Categories: Horizontal Stabilizer

Horizontal Stabilizer Final Assembly – 6 hrs

February 7, 2010 Leave a comment

Since I completed the riveting the rear spar last night, this morning I started on the final assembly of the front spar.

I squeezed the rivets for the front spar halves to the HS-710 and HS-714 reinforcement angles. Here’s a shot of the aft side showing the four flat head rivets in the center and the other universal head rivets.

I had to keep reminding myself not to rivet where the ribs will attach. Here is the front side showing the shop heads.

Next, the HS-404 and HS-405 ribs were riveted to the front spar. I couldn’t use the squeezer on the inner four rivets so I bucked them with a cupped set and my tungsten bucking bar. That dang cupped set jumped off the head on one rivet and left a few shallow scratches on the HS-702 but nothing major. Gotta watch that. I touched it up with a little primer and now you can barely see it. Here it is before the touch up.

And here it is after.
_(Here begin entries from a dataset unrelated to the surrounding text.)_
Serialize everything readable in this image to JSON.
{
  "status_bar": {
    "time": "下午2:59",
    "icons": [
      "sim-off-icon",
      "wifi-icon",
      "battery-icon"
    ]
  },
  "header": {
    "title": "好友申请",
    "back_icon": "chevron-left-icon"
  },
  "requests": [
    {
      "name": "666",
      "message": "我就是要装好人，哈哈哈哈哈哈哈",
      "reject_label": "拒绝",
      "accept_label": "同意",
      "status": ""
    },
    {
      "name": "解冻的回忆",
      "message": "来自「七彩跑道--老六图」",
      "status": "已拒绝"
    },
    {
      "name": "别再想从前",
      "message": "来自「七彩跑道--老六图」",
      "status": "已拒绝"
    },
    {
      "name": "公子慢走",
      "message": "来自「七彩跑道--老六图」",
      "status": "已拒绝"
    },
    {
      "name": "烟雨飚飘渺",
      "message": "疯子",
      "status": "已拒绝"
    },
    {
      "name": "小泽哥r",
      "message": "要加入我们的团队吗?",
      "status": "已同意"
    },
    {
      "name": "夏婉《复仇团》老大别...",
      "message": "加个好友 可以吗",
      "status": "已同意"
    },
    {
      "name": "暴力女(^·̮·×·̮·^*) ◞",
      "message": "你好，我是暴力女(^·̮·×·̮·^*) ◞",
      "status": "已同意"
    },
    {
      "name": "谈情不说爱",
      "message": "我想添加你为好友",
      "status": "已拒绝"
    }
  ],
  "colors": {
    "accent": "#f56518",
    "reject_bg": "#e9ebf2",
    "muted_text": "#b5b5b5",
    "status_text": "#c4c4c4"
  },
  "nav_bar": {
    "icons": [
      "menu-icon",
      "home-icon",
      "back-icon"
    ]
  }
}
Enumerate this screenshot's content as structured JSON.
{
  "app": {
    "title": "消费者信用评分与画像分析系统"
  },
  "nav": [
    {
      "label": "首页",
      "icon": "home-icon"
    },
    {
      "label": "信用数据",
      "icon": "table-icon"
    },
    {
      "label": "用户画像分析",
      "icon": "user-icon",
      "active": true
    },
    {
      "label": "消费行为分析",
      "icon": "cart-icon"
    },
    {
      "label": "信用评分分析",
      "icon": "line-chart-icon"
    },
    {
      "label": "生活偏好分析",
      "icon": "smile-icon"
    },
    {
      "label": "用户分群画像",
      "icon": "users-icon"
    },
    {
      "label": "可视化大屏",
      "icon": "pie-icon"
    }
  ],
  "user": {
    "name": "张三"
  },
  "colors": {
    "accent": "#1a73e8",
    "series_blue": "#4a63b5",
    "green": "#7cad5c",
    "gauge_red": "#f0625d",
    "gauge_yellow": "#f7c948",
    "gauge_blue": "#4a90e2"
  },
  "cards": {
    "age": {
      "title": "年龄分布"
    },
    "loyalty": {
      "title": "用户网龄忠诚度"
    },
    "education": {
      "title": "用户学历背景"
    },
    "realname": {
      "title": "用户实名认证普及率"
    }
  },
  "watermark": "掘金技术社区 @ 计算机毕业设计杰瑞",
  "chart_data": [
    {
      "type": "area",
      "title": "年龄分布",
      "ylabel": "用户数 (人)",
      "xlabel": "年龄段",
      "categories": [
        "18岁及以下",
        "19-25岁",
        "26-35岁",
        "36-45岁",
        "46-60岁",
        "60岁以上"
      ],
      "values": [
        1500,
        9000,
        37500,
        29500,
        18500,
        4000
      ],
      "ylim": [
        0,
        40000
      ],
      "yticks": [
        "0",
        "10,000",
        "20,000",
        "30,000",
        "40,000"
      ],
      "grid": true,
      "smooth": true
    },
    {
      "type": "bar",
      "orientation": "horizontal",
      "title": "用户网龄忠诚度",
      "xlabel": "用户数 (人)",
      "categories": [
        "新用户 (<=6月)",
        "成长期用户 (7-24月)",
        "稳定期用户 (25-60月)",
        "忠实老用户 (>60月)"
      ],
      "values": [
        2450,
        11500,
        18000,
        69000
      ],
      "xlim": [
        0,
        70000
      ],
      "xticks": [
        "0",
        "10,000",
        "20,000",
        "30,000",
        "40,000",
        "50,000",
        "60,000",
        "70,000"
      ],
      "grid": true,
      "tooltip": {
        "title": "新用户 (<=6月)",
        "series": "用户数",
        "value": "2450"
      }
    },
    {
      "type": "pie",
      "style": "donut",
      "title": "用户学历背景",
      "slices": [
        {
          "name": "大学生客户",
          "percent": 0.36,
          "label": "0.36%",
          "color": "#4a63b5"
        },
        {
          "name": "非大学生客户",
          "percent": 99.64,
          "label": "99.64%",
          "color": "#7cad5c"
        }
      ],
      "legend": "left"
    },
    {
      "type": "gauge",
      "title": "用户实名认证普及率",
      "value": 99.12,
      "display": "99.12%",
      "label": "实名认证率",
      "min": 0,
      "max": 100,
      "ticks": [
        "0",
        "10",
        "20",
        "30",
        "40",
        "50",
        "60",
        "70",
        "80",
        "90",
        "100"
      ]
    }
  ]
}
Next step was to install the HS-702 rib into the skin. This is because the interior of the rivets will not be accessible after the front spar is installed. Installing it first allows access to the interior to buck solid flush rivets. I’ve been a little anxious about bucking my first flush rivets on the skin since I tried the first few on the training kit. I realized that a helper is valuable for bucking so I trained my wife to use the rivet gun with the swivel flush set and we shot the six on the upper skin surface. Five of the six turned out great. One had poor grip on the bucked surface because the rib flange was not flush against the inside of the skin. So I had to drill that one out and we shot it again. But before shooting, I used the pop rivet dimple set to squeeze the skin to the rib. That seemed to help and the replacement rivet looked good.

Here are the six on the top surface of the skin.

Then I flipped the skin over and we shot five of the six. Since there is less room to manipulate the bucking bar on the second side I didn’t see an easy was to buck the one closest to the leading edge so I used a blind rivet on that one hole. Since the instructions permit using blind “pop” rivets for all six of these, I thought five out of six solid is not bad. And the blind rivet is on the under side of the HS.

By the way, since I shot primer inside the skin with the blue film on but strips remove I got a well defined primer pattern which you can see here.

Then I inserted the front spar and installed blind rivets between the HS-707 and HS-708. Here is the end result, ready for more skin riveting which will have to wait until Denise is available again.

Categories: Horizontal Stabilizer